Day edited two books, Nuclear Heartland, 1988, detailing the Air Force's missile silo program, and Prisoners On Purpose, 1989, incorporating the prison writings of anti-nuclear activists, both published by Nukewatch. His autobiography, Crossing the Line: From Editor to Activist to Inmate -- a Writer's Journey, was published by Fortkamp in 1990.

Day received the Distinguished Reporting Award of the American Political Science Association in 1962 for investigative stories in the Lewiston (ID) Morning Tribune exposing abuses in Idaho's child welfare program. In the 1960s and early '70s he was regularly honored by the Idaho Press Association for his editorship of The Intermountain Observer, a muck-raking Idaho weekly newspaper.
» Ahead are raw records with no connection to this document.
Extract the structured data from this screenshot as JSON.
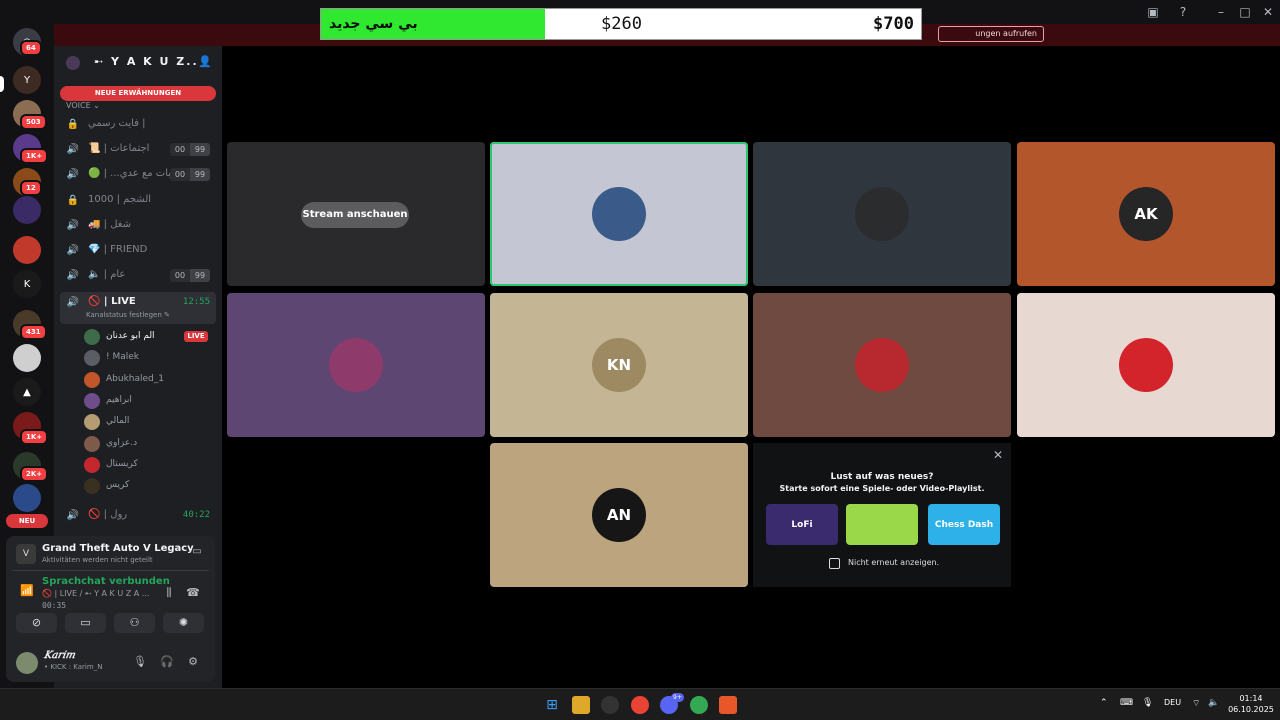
{
  "window": {
    "inbox_icon": "inbox-icon",
    "help_icon": "question-icon",
    "minimize": "–",
    "maximize": "□",
    "close": "✕"
  },
  "notice": {
    "button": "ungen aufrufen",
    "close": "✕"
  },
  "price_overlay": {
    "new_label": "بي سي جديد",
    "old_price": "$260",
    "current_price": "$700"
  },
  "rail": {
    "badges": [
      "64",
      "503",
      "1K+",
      "12",
      "431",
      "1K+",
      "2K+"
    ],
    "new_label": "NEU"
  },
  "guild": {
    "name": "➸ Y A K U Z..",
    "mentions_banner": "NEUE ERWÄHNUNGEN",
    "category": "VOICE"
  },
  "channels": [
    {
      "icon": "lock-icon",
      "glyph": "🔒",
      "label": "فايت رسمي |",
      "limit": null
    },
    {
      "icon": "speaker-icon",
      "glyph": "🔊",
      "label": "📜 | اجتماعات",
      "limit": [
        "00",
        "99"
      ]
    },
    {
      "icon": "speaker-icon",
      "glyph": "🔊",
      "label": "🟢 | ...بات مع عدي",
      "limit": [
        "00",
        "99"
      ]
    },
    {
      "icon": "lock-icon",
      "glyph": "🔒",
      "label": "الشجم | 1000",
      "limit": null
    },
    {
      "icon": "speaker-icon",
      "glyph": "🔊",
      "label": "🚚 | شغل",
      "limit": null
    },
    {
      "icon": "speaker-icon",
      "glyph": "🔊",
      "label": "💎 | FRIEND",
      "limit": null
    },
    {
      "icon": "speaker-icon",
      "glyph": "🔊",
      "label": "🔈 | عام",
      "limit": [
        "00",
        "99"
      ]
    }
  ],
  "live_channel": {
    "label": "🚫 | LIVE",
    "time": "12:55",
    "status": "Kanalstatus festlegen ✎"
  },
  "voice_users": [
    {
      "name": "الم ابو عدنان",
      "live": "LIVE",
      "color": "#3e6b4a"
    },
    {
      "name": "! Malek",
      "live": null,
      "color": "#5a5d66"
    },
    {
      "name": "Abukhaled_1",
      "live": null,
      "color": "#c0562a"
    },
    {
      "name": "ابراهيم",
      "live": null,
      "color": "#6f4c8a"
    },
    {
      "name": "المالي",
      "live": null,
      "color": "#b59c72"
    },
    {
      "name": "د.عزاوي",
      "live": null,
      "color": "#7d5a4a"
    },
    {
      "name": "كريستال",
      "live": null,
      "color": "#c4282e"
    },
    {
      "name": "كريس",
      "live": null,
      "color": "#3a3020"
    }
  ],
  "next_channel": {
    "label": "🚫 | رول",
    "time": "40:22"
  },
  "activity": {
    "title": "Grand Theft Auto V Legacy",
    "subtitle": "Aktivitäten werden nicht geteilt"
  },
  "voice": {
    "status": "Sprachchat verbunden",
    "channel": "🚫 | LIVE / ➸ Y A K U Z A ...",
    "time": "00:35",
    "controls": [
      "camera-off-icon",
      "screenshare-icon",
      "gamepad-icon",
      "soundboard-icon"
    ]
  },
  "me": {
    "name": "𝐾𝑎𝑟𝑖𝑚",
    "status": "• KICK : Karim_N"
  },
  "tiles": [
    {
      "kind": "stream",
      "button": "Stream anschauen",
      "bg": "#2a2a2c"
    },
    {
      "kind": "user",
      "bg": "#c4c6d4",
      "avatar": "#3a5a8a",
      "initials": "",
      "speaking": true
    },
    {
      "kind": "user",
      "bg": "#30363d",
      "avatar": "#2a2c2e",
      "initials": ""
    },
    {
      "kind": "user",
      "bg": "#b4562b",
      "avatar": "#262626",
      "initials": "AK"
    },
    {
      "kind": "user",
      "bg": "#5d4672",
      "avatar": "#8e3a6a",
      "initials": ""
    },
    {
      "kind": "user",
      "bg": "#c4b594",
      "avatar": "#9d8a62",
      "initials": "KN"
    },
    {
      "kind": "user",
      "bg": "#6e4a40",
      "avatar": "#b8292f",
      "initials": ""
    },
    {
      "kind": "user",
      "bg": "#e7d8d1",
      "avatar": "#d3242b",
      "initials": ""
    },
    {
      "kind": "user",
      "bg": "#bba47e",
      "avatar": "#161616",
      "initials": "AN"
    }
  ],
  "promo": {
    "title": "Lust auf was neues?",
    "subtitle": "Starte sofort eine Spiele- oder Video-Playlist.",
    "thumbs": [
      {
        "label": "LoFi",
        "bg": "#3a2a6e"
      },
      {
        "label": "",
        "bg": "#9ad84a"
      },
      {
        "label": "Chess Dash",
        "bg": "#2db1e8"
      }
    ],
    "checkbox": "Nicht erneut anzeigen.",
    "close": "✕"
  },
  "taskbar": {
    "lang": "DEU",
    "time": "01:14",
    "date": "06.10.2025",
    "discord_badge": "9+"
  }
}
He also served briefly as editor of the Salmon Recorder-Herald, an Idaho country weekly.

In 1992 the U.S. Fellowship of Reconciliation awarded him its annual Martin Luther King, Jr., Peace Prize.

A graduate of Phillips Exeter Academy, Exeter, New Hampshire, and Swarthmore College, Swarthmore, Pennsylvania, Day served in the U.S. Army during the Korean War. He edited "The Grape Leaf," newspaper of the 43rd Infantry Division in Germany, and wrote for the European edition of the army newspaper "Stars & Stripes."

Day is survived by his wife Kathleen (Nee Hammond, married in March of 1957), a teacher and Democratic Party activist; a brother, Christopher R. Day, Barnegat Light, New Jersey; a sister, Mayflower Day Brandt, Berkeley, California; three sons, Philip and Joshua, both of Madison, and Samuel III, Chicago, and six granddaughters.

A memorial service will be held on Saturday, February 3 at 3 p.m. in the Pres House chapel on the University of Wisconsin Library Mall in Madison, 731 State St. In lieu of flowers, the family suggests contributions to The Progressive, Nukewatch, or The U.S. Campaign to Free Mordechai Vanunu.